One way to judge the quality of a movie is by how long it lingers in the mind. If I’m filled with the sights and emotional vectors of a film, days after I’ve seen it, I know it’s hit some archetypal nerve. Babel is still roaming around in my biochemistry.Here we see faces, situations and relationships that Hollywood consistently avoids. Or, even worse, neuters. But the blazing creative team of director Alejandro Gonzalez Iñarritu (21Grams) and Oscar-winning Argentine composer Gustavo Santaolalla (hypnotic, phosphorescent score), offer a film interweaving — sometimes with seams showing — the seemingly disconnected sagas of four far-flung groups. No Hallmark lens has been used to soften the careworn family ties, the hardwon joys (a definitive Mexican wedding) and the harsh loneliness (a glittering, throbbing Tokyo) of 21st century existence. The series of events that drive the film starts with a rifle shot in the remote Moroccan desert. This links together two American tourists fighting for survival, an illegal border crossing by a Mexican nanny, and a young Japanese deaf-mute adrift in the club scene of Tokyo.As the film deepens, the tales start to converge and while the film can’t quite pull off its lofty ambitions, it comes damn close. And in the process creates a document that looks and sounds beautiful, but feels like a soul crawling on broken glass.
A few things to mention. Remember when Brad Pitt was all washboard abs and a pretty face? Well, now the abs are softening, and the face looks more like late-night puppy dog than golden cupcake. But that’s not the issue. Brad still can’t act. Babel was often excruciating for me to watch – and not simply because of Pitt’s inability to convince. He’s terrifically believable during the moments of physical desperation, as a wealthy American raging against political red tape while his wife (Cate Blanchett) is bleeding to death. But during the quiet moments Brad just can’t hack it. It’s a tribute to Babel that Pitt’s dramatic deficits don’t disturb this cinematic cry for cultural accord. (This film manages to avoid preaching – something Cindy Sheehan should learn.)

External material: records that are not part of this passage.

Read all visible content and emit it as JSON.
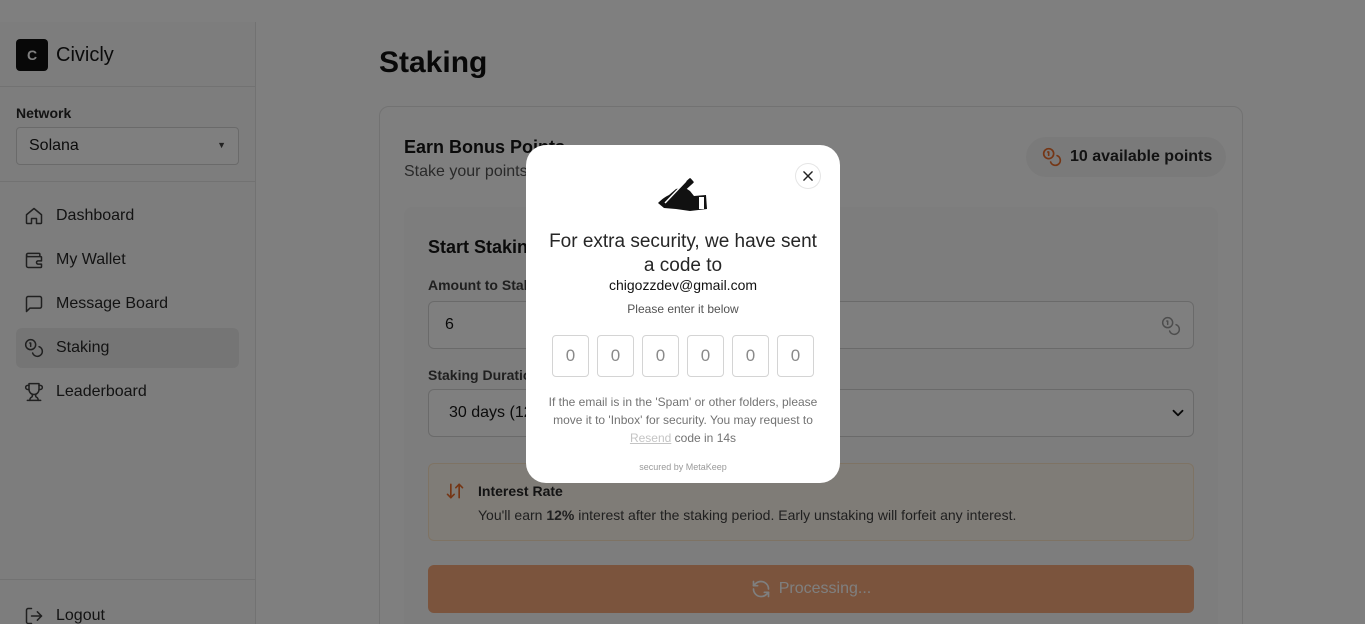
{
  "brand": {
    "logo_letter": "C",
    "name": "Civicly"
  },
  "network": {
    "label": "Network",
    "selected": "Solana"
  },
  "nav": {
    "items": [
      {
        "label": "Dashboard",
        "icon": "home-icon"
      },
      {
        "label": "My Wallet",
        "icon": "wallet-icon"
      },
      {
        "label": "Message Board",
        "icon": "message-icon"
      },
      {
        "label": "Staking",
        "icon": "coins-icon",
        "active": true
      },
      {
        "label": "Leaderboard",
        "icon": "trophy-icon"
      }
    ],
    "logout_label": "Logout"
  },
  "page": {
    "title": "Staking"
  },
  "card": {
    "title": "Earn Bonus Points",
    "subtitle": "Stake your points",
    "points_pill": "10 available points"
  },
  "staking_form": {
    "title": "Start Staking",
    "amount_label": "Amount to Stake",
    "amount_value": "6",
    "duration_label": "Staking Duration",
    "duration_value": "30 days (12",
    "interest_title": "Interest Rate",
    "interest_prefix": "You'll earn ",
    "interest_rate": "12%",
    "interest_suffix": " interest after the staking period. Early unstaking will forfeit any interest.",
    "button_label": "Processing..."
  },
  "modal": {
    "heading": "For extra security, we have sent a code to",
    "email": "chigozzdev@gmail.com",
    "subtext": "Please enter it below",
    "otp_placeholders": [
      "0",
      "0",
      "0",
      "0",
      "0",
      "0"
    ],
    "note_prefix": "If the email is in the 'Spam' or other folders, please move it to 'Inbox' for security. You may request to ",
    "resend_label": "Resend",
    "note_suffix": " code in 14s",
    "secured_by": "secured by MetaKeep"
  },
  "colors": {
    "accent": "#ea6c2b",
    "button_disabled": "#f6a97a",
    "overlay": "rgba(0,0,0,0.5)"
  }
}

Artfully contrived, yet so deeply felt by the filmmakers that it triumphs anyway, Babel articulates the lack of communication — and the missed connections, that define life on a crowded, information-overloaded planet. The small performances are most indelible. Faces that would never turn up in a Hollywood film, faces that are not by Western standards pretty, or safe, shine from the screen. The sensuous reconciliation between the two Americans, while one is close to death, stranded in a dusty nowhere. The beauty of the young Japanese teenager (the luminescent Rinko Kikuchi), utterly stranded in her silent isolation in the middle of a throbbing Tokyo disco. The lusty joy of Mexican wedding party — Gael Garcia Bernal as a good-time renegade almost steals this film — easily the most rousing wedding celebration on film. Even more vibrant and revelatory than the landmark nuptials in The Godfather.
But then most of you already know all of this. And yes, this IS the one soundtrack you need to buy!